> [Your assignment]: Search the records below for the string "this" and copy each line where it turns up.

........

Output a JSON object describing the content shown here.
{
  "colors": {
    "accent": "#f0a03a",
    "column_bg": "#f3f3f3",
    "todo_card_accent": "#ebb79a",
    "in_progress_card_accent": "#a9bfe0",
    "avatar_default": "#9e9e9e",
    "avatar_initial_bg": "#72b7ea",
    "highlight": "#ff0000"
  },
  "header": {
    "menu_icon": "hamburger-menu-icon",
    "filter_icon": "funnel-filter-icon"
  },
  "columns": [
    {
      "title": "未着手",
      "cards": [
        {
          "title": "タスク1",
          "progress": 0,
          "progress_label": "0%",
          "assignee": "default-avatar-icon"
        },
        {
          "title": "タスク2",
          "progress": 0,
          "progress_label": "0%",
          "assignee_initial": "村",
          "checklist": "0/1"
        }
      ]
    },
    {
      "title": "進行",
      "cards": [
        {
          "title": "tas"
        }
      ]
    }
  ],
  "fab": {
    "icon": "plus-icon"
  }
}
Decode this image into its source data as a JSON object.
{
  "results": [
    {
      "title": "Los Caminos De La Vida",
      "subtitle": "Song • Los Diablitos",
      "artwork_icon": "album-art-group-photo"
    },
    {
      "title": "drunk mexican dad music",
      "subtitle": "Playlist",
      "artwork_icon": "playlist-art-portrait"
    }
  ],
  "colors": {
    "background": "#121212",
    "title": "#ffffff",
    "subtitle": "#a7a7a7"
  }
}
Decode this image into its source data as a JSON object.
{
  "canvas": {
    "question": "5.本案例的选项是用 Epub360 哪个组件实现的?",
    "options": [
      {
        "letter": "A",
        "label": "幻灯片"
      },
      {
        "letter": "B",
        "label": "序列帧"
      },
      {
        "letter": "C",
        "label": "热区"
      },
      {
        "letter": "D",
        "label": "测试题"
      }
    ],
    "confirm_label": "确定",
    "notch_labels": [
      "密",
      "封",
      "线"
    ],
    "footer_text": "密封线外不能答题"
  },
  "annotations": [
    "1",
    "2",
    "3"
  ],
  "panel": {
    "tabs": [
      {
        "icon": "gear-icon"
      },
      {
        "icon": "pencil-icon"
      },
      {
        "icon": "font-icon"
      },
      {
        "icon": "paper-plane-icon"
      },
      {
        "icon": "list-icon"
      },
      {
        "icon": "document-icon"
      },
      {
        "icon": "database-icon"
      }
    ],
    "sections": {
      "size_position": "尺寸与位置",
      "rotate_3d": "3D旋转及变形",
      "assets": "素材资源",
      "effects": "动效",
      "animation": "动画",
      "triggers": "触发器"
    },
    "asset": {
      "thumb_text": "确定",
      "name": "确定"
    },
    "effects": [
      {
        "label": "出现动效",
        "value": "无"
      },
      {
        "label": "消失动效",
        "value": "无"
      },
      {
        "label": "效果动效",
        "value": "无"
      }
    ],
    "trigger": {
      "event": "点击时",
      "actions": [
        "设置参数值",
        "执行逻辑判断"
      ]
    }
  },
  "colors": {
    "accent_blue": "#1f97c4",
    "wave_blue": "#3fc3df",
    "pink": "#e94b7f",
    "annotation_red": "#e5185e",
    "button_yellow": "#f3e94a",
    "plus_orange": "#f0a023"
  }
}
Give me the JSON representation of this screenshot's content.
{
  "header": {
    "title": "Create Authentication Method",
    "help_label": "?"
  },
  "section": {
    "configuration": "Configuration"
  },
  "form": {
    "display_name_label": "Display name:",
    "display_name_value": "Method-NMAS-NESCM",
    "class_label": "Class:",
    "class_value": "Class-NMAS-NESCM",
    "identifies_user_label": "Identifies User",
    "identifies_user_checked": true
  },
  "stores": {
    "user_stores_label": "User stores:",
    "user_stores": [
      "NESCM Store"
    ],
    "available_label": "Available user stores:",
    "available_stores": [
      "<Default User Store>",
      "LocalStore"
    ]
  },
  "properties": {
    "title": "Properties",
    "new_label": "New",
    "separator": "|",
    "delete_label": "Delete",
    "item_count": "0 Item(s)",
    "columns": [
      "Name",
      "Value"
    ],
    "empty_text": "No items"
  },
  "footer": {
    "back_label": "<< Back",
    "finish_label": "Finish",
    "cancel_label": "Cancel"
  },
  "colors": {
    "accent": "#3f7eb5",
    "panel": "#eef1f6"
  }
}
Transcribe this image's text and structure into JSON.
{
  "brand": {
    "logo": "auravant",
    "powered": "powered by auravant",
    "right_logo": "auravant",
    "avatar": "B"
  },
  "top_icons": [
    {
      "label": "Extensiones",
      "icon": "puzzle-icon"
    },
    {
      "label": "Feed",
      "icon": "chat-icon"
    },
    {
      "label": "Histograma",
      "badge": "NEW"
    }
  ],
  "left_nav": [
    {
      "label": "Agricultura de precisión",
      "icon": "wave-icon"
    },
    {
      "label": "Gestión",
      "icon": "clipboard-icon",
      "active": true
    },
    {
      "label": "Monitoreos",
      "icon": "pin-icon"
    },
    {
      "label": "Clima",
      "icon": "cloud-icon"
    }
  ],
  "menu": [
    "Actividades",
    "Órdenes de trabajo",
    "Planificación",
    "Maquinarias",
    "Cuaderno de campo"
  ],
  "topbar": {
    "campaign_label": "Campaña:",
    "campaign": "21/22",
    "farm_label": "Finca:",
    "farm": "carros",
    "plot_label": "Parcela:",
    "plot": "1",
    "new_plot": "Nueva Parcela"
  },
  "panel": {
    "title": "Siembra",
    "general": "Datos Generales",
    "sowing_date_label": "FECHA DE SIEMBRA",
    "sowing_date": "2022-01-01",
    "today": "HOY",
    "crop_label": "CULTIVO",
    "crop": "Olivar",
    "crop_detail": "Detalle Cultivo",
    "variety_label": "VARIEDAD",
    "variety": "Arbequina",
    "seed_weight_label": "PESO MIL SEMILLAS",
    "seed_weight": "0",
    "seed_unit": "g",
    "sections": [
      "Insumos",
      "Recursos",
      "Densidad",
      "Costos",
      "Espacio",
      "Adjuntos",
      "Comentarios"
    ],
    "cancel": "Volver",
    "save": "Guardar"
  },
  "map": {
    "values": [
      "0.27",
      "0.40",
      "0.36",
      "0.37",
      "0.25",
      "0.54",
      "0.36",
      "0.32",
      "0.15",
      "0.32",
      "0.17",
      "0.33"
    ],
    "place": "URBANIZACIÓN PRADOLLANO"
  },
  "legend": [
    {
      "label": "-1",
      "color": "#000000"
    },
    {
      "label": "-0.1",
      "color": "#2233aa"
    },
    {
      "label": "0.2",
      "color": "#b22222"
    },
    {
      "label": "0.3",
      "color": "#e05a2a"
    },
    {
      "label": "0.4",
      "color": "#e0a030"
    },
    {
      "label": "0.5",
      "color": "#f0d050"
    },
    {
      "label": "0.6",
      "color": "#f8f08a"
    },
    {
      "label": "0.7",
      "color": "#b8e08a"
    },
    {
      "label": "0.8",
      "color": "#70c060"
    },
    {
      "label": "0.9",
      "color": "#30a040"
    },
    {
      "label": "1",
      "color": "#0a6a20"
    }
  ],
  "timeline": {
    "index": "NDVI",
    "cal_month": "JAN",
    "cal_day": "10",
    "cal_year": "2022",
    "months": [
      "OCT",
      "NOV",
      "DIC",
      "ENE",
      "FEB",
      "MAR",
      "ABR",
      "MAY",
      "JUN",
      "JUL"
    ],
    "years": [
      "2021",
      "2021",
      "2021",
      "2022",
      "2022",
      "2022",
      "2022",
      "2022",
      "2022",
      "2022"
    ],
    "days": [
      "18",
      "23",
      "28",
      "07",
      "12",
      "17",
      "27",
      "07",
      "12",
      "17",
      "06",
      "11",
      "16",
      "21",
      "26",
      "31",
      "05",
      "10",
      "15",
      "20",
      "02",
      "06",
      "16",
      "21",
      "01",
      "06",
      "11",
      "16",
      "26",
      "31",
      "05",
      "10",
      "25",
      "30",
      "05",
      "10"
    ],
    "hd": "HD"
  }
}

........

> [Reply to the task]:
Decode this image into its source data as a JSON object.
Decode this image into its source data as a JSON object.
Give me the JSON representation of this screenshot's content.
Transcribe this image's text and structure into JSON.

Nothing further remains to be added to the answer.